NOTICE

Damage to the inverter as a result of a missing line reactor

Depending on the Power Module and line supply, if a line reactors is not used, this can result in damage to the inverter and other components in the electrical plant or system.

Install a line reactor if the relative short-circuit voltage of the line supply is below 1%

Line reactors for PM240-2, 380 V … 480 V

Power Module

Power

Line reactor

FSA

6SL3210-1PE11-8 . L1, 6SL3210-1PE12-3 . L1, 6SL3210-1PE13-2 . L1

0.55 kW … 1.1 kW

6SL3203-0CE13-2AA0

FSB

6SL3210-1PE14-3 . L1, 6SL321 . -1PE16-1 . L1, 6SL321 . -1PE18-0 . L1

1.5 kW … 3 kW

6SL3203-0CE21-0AA0

FSC

6SL3210-1PE21-1 . L0, 6SL3210-1PE21-4 . L0, 6SL321 . -1PE21-8 . L0

4 kW … 7.5 kW

6SL3203-0CE21-8AA0

6SL3210-1PE22-7 . L0, 6SL321 . -1PE23-3 . L0

11 kW … 15 kW

6SL3203-0CE23-8AA0

FSD … FSG: A line reactor is not required.

Line reactors for PM240-2 Power Module, 500 V … 690 V

40

A line reactor is not required.

Converter with the CU250S-2 Control Units Operating Instructions, 04/2018, FW V4.7 SP10, A5E31759476B AG

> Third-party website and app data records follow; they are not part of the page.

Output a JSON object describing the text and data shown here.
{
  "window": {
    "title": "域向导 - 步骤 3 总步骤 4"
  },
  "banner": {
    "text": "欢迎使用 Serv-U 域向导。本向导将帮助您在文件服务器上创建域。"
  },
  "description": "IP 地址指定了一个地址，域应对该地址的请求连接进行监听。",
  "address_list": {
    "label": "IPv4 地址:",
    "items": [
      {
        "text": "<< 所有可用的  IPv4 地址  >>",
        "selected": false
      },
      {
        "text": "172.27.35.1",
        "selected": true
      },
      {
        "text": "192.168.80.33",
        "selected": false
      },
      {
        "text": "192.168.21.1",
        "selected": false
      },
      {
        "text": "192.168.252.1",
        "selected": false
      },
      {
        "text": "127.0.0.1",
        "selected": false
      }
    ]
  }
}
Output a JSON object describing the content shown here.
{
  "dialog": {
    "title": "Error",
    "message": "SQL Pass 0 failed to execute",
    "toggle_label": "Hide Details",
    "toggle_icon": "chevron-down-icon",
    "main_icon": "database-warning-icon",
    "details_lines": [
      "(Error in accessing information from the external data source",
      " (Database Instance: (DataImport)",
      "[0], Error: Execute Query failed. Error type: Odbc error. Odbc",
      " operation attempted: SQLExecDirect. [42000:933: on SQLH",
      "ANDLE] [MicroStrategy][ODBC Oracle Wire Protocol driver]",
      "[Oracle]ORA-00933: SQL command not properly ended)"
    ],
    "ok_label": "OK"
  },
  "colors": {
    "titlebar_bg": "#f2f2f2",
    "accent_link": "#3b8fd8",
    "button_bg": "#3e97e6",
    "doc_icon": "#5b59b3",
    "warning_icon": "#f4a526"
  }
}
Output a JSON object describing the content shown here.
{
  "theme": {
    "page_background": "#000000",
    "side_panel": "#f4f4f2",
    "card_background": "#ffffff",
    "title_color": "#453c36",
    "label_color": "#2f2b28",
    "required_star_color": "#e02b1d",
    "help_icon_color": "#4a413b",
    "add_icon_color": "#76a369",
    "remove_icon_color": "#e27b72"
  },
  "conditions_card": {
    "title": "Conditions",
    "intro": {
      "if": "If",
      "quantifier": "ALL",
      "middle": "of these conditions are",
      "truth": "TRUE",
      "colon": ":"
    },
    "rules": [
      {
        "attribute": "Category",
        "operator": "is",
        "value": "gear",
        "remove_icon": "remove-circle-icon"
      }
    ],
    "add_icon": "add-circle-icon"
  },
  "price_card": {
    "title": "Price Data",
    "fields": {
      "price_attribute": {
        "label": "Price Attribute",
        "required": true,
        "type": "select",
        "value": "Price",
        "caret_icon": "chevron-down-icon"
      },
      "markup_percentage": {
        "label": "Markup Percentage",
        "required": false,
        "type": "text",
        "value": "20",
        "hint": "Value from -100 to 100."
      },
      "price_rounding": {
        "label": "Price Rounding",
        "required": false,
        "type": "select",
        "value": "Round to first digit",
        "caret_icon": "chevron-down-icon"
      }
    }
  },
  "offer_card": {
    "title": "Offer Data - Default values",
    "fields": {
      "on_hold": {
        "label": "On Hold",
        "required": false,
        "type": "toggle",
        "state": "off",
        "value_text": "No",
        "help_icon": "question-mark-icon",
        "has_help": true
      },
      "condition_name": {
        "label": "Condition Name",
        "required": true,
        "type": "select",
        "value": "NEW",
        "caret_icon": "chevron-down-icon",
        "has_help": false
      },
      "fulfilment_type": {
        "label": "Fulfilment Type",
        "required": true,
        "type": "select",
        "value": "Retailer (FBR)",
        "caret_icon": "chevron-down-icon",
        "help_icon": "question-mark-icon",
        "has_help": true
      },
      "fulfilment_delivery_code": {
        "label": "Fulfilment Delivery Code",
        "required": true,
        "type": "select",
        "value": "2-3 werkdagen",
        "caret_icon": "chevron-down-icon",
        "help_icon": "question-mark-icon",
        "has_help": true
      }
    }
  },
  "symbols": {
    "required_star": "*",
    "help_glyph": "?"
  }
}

Description

Line reactors for PM240-2, 200 V … 240 V

3.5 Components for the Power Modules

Power Module

Power

Line reactor

FSA

6SL3210-1PB13-0 . L0, 6SL3210-1PB13-8 . L0

0.55 kW … 0.75 kW

6SL3203-0CE13-2AA0

FSB

6SL3210-1PB15-5 . L0, 6SL3210-1PB17-4 . L0, 6SL321 . -1PB21-0 . L0

1.1

kW … 2.2 kW

6SL3203-0CE21-0AA0

FSC

6SL3210-1PB21-4 . L0, 6SL321 . -1PB21-8 . L0

3 kW … 4 kW

6SL3203-0CE21-8AA0

6SL321 . -1PC22-2 . L0, 6SL3210-1PC22-8 . L0

5.5

kW … 7.5 kW

6SL3203-0CE23-8AA0

FSD … FSF: A line reactor is not required.

Converter with the CU250S-2 Control Units Operating Instructions, 04/2018, FW V4.7 SP10, A5E31759476B AG

41

Description

3.5 Components for the Power Modules

3.5.4 Output reactor

Output reactors reduce the voltage stress on the motor windings and the load placed on the inverter as a result of capacitive recharging currents in the cables. One or two output reactors are required for longer motor cables. You will find more information about permissible motor cable lengths in the Hardware Installation Manual for the Power Module.

in the Hardware Installation Manual for the Power Module. Overview of the manuals (Page 519) The

Overview of the manuals (Page 519)

The figure on the right-hand side shows as example the output reactors for PM240-2 Power Modules, FSB and FSC.

the output reactors for PM240-2 Power Modules, FSB and FSC.   NOTICE Overheating of the output
 

NOTICE

Overheating of the output reactor if the pulse frequency is too high

The output reactor is dimensioned for the inverter pulse frequency set in the factory. Inverter operation with pulse frequencies higher than the factory setting can result in thermal overload of the output reactor. Excessively high temperatures damage the output reactor.

Operate the inverter with an output reactor with a maximum pulse frequency ≤ factory setting.

Output reactors for PM240-2 Power Modules, 380 V … 480 V

Power Module

Power

Output reactor

FSA

6SL3210‑1PE11‑8 . L1, 6SL3210‑1PE12‑3 . L1, 6SL3210‑1PE13‑2 . L1, 6SL3210‑1PE14‑3 . L1, 6SL321